RECORDS SUPPLIED:
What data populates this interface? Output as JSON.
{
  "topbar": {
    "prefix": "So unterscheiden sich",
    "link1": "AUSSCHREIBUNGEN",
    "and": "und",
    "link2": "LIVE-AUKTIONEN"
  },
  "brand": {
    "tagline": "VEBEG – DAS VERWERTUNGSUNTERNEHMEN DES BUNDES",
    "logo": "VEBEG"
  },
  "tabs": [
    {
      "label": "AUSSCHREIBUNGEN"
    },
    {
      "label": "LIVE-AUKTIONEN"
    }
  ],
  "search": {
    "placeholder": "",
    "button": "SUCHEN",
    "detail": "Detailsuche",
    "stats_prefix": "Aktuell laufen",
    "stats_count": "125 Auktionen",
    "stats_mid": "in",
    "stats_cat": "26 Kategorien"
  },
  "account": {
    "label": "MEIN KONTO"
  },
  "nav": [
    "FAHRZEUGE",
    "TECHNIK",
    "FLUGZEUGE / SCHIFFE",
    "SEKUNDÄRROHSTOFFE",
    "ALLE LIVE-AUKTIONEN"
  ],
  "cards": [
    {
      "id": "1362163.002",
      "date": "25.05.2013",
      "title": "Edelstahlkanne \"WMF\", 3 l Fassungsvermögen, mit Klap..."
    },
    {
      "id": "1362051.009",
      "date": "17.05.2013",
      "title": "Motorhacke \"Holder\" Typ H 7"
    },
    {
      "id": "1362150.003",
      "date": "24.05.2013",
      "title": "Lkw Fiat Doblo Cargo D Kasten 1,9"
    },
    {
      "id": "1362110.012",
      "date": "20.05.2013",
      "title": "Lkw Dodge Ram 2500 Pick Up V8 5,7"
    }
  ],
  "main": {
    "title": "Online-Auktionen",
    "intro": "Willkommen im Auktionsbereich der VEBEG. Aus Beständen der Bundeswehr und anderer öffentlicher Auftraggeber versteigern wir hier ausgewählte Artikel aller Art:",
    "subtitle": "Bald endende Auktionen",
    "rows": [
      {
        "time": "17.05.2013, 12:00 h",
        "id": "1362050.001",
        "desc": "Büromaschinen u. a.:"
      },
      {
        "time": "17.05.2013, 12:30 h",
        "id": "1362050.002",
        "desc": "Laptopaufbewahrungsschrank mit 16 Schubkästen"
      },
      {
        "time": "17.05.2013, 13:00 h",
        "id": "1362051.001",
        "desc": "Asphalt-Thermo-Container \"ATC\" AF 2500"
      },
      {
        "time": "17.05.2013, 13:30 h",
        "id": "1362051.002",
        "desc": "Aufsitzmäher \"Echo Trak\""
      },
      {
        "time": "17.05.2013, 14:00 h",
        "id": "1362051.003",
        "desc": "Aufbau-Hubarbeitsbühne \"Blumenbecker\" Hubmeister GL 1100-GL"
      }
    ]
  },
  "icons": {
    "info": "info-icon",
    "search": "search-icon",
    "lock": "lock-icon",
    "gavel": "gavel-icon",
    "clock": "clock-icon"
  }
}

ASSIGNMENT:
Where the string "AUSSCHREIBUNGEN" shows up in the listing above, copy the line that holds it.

OUTPUT OF THE TASK:
    "link1": "AUSSCHREIBUNGEN",
      "label": "AUSSCHREIBUNGEN"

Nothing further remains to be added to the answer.